Every record that follows must be given again exactly.

Dataset section start

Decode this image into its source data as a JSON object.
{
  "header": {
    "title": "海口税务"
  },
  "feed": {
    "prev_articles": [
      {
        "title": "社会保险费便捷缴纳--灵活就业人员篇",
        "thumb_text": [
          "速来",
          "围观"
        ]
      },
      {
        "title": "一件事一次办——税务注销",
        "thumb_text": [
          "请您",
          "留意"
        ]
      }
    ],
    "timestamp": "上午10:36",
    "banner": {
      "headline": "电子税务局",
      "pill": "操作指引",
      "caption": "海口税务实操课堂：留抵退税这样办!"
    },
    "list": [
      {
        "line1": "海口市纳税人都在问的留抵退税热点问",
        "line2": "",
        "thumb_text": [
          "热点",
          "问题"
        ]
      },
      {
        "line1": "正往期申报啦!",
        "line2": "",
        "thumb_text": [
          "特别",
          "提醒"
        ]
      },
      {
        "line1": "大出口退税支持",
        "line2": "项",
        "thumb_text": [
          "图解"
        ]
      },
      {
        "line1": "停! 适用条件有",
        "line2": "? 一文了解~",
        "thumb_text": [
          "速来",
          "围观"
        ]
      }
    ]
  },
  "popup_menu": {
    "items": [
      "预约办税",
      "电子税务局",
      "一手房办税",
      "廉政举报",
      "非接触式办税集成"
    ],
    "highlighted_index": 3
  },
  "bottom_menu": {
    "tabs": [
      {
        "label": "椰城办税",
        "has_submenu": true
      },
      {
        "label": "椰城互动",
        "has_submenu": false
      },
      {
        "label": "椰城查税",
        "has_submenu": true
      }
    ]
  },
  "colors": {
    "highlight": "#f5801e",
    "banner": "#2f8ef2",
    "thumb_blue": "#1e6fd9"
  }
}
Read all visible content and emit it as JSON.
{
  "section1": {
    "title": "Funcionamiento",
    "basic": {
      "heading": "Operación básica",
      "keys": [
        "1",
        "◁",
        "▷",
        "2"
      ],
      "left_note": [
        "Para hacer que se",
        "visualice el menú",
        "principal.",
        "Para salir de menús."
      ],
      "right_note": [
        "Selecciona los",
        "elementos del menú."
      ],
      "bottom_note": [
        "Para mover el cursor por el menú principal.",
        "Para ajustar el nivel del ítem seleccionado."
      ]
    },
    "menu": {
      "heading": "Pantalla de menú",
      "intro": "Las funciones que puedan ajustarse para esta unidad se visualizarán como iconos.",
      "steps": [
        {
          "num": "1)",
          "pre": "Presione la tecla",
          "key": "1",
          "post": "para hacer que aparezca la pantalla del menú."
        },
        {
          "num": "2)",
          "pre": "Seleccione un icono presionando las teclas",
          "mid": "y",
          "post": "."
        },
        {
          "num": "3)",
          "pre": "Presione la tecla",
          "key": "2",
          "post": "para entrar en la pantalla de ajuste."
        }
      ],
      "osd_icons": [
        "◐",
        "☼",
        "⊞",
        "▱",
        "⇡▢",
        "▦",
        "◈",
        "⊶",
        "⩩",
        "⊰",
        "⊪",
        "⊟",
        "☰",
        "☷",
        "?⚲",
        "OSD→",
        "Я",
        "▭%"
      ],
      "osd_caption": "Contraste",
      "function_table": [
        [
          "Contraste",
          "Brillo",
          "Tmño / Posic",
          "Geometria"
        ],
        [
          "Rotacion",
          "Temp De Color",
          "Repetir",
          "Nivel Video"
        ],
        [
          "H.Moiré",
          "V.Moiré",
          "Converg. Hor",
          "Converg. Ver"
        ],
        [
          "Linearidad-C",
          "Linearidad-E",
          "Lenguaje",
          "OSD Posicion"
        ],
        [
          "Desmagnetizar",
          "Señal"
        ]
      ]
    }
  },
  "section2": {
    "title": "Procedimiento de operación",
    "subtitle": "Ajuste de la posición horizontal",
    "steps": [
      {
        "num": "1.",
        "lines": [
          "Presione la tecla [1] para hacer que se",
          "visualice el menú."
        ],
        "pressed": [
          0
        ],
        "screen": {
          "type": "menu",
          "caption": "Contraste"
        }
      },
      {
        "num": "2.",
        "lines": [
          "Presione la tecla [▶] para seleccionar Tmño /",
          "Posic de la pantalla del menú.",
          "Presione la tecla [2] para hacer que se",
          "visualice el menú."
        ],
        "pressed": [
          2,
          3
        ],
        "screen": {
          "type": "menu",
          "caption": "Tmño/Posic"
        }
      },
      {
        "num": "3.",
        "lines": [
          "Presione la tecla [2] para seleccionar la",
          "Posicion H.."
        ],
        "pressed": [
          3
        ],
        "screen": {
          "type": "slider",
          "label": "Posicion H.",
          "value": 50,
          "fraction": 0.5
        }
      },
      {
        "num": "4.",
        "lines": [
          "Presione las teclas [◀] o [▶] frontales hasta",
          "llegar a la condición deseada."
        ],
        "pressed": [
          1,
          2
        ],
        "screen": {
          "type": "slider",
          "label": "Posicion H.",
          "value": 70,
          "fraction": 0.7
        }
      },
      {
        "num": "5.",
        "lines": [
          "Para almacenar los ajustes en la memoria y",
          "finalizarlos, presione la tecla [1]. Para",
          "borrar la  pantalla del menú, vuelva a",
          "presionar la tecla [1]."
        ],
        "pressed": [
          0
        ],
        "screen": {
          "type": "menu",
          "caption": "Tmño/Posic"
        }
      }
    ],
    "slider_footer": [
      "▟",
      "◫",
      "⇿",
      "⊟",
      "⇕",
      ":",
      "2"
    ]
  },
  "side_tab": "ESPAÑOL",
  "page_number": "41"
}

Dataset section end

● Answer to this task:
Decode this image into its source data as a JSON object.
{
  "header": {
    "title": "海口税务"
  },
  "feed": {
    "prev_articles": [
      {
        "title": "社会保险费便捷缴纳--灵活就业人员篇",
        "thumb_text": [
          "速来",
          "围观"
        ]
      },
      {
        "title": "一件事一次办——税务注销",
        "thumb_text": [
          "请您",
          "留意"
        ]
      }
    ],
    "timestamp": "上午10:36",
    "banner": {
      "headline": "电子税务局",
      "pill": "操作指引",
      "caption": "海口税务实操课堂：留抵退税这样办!"
    },
    "list": [
      {
        "line1": "海口市纳税人都在问的留抵退税热点问",
        "line2": "",
        "thumb_text": [
          "热点",
          "问题"
        ]
      },
      {
        "line1": "正往期申报啦!",
        "line2": "",
        "thumb_text": [
          "特别",
          "提醒"
        ]
      },
      {
        "line1": "大出口退税支持",
        "line2": "项",
        "thumb_text": [
          "图解"
        ]
      },
      {
        "line1": "停! 适用条件有",
        "line2": "? 一文了解~",
        "thumb_text": [
          "速来",
          "围观"
        ]
      }
    ]
  },
  "popup_menu": {
    "items": [
      "预约办税",
      "电子税务局",
      "一手房办税",
      "廉政举报",
      "非接触式办税集成"
    ],
    "highlighted_index": 3
  },
  "bottom_menu": {
    "tabs": [
      {
        "label": "椰城办税",
        "has_submenu": true
      },
      {
        "label": "椰城互动",
        "has_submenu": false
      },
      {
        "label": "椰城查税",
        "has_submenu": true
      }
    ]
  },
  "colors": {
    "highlight": "#f5801e",
    "banner": "#2f8ef2",
    "thumb_blue": "#1e6fd9"
  }
}
Read all visible content and emit it as JSON.
{
  "section1": {
    "title": "Funcionamiento",
    "basic": {
      "heading": "Operación básica",
      "keys": [
        "1",
        "◁",
        "▷",
        "2"
      ],
      "left_note": [
        "Para hacer que se",
        "visualice el menú",
        "principal.",
        "Para salir de menús."
      ],
      "right_note": [
        "Selecciona los",
        "elementos del menú."
      ],
      "bottom_note": [
        "Para mover el cursor por el menú principal.",
        "Para ajustar el nivel del ítem seleccionado."
      ]
    },
    "menu": {
      "heading": "Pantalla de menú",
      "intro": "Las funciones que puedan ajustarse para esta unidad se visualizarán como iconos.",
      "steps": [
        {
          "num": "1)",
          "pre": "Presione la tecla",
          "key": "1",
          "post": "para hacer que aparezca la pantalla del menú."
        },
        {
          "num": "2)",
          "pre": "Seleccione un icono presionando las teclas",
          "mid": "y",
          "post": "."
        },
        {
          "num": "3)",
          "pre": "Presione la tecla",
          "key": "2",
          "post": "para entrar en la pantalla de ajuste."
        }
      ],
      "osd_icons": [
        "◐",
        "☼",
        "⊞",
        "▱",
        "⇡▢",
        "▦",
        "◈",
        "⊶",
        "⩩",
        "⊰",
        "⊪",
        "⊟",
        "☰",
        "☷",
        "?⚲",
        "OSD→",
        "Я",
        "▭%"
      ],
      "osd_caption": "Contraste",
      "function_table": [
        [
          "Contraste",
          "Brillo",
          "Tmño / Posic",
          "Geometria"
        ],
        [
          "Rotacion",
          "Temp De Color",
          "Repetir",
          "Nivel Video"
        ],
        [
          "H.Moiré",
          "V.Moiré",
          "Converg. Hor",
          "Converg. Ver"
        ],
        [
          "Linearidad-C",
          "Linearidad-E",
          "Lenguaje",
          "OSD Posicion"
        ],
        [
          "Desmagnetizar",
          "Señal"
        ]
      ]
    }
  },
  "section2": {
    "title": "Procedimiento de operación",
    "subtitle": "Ajuste de la posición horizontal",
    "steps": [
      {
        "num": "1.",
        "lines": [
          "Presione la tecla [1] para hacer que se",
          "visualice el menú."
        ],
        "pressed": [
          0
        ],
        "screen": {
          "type": "menu",
          "caption": "Contraste"
        }
      },
      {
        "num": "2.",
        "lines": [
          "Presione la tecla [▶] para seleccionar Tmño /",
          "Posic de la pantalla del menú.",
          "Presione la tecla [2] para hacer que se",
          "visualice el menú."
        ],
        "pressed": [
          2,
          3
        ],
        "screen": {
          "type": "menu",
          "caption": "Tmño/Posic"
        }
      },
      {
        "num": "3.",
        "lines": [
          "Presione la tecla [2] para seleccionar la",
          "Posicion H.."
        ],
        "pressed": [
          3
        ],
        "screen": {
          "type": "slider",
          "label": "Posicion H.",
          "value": 50,
          "fraction": 0.5
        }
      },
      {
        "num": "4.",
        "lines": [
          "Presione las teclas [◀] o [▶] frontales hasta",
          "llegar a la condición deseada."
        ],
        "pressed": [
          1,
          2
        ],
        "screen": {
          "type": "slider",
          "label": "Posicion H.",
          "value": 70,
          "fraction": 0.7
        }
      },
      {
        "num": "5.",
        "lines": [
          "Para almacenar los ajustes en la memoria y",
          "finalizarlos, presione la tecla [1]. Para",
          "borrar la  pantalla del menú, vuelva a",
          "presionar la tecla [1]."
        ],
        "pressed": [
          0
        ],
        "screen": {
          "type": "menu",
          "caption": "Tmño/Posic"
        }
      }
    ],
    "slider_footer": [
      "▟",
      "◫",
      "⇿",
      "⊟",
      "⇕",
      ":",
      "2"
    ]
  },
  "side_tab": "ESPAÑOL",
  "page_number": "41"
}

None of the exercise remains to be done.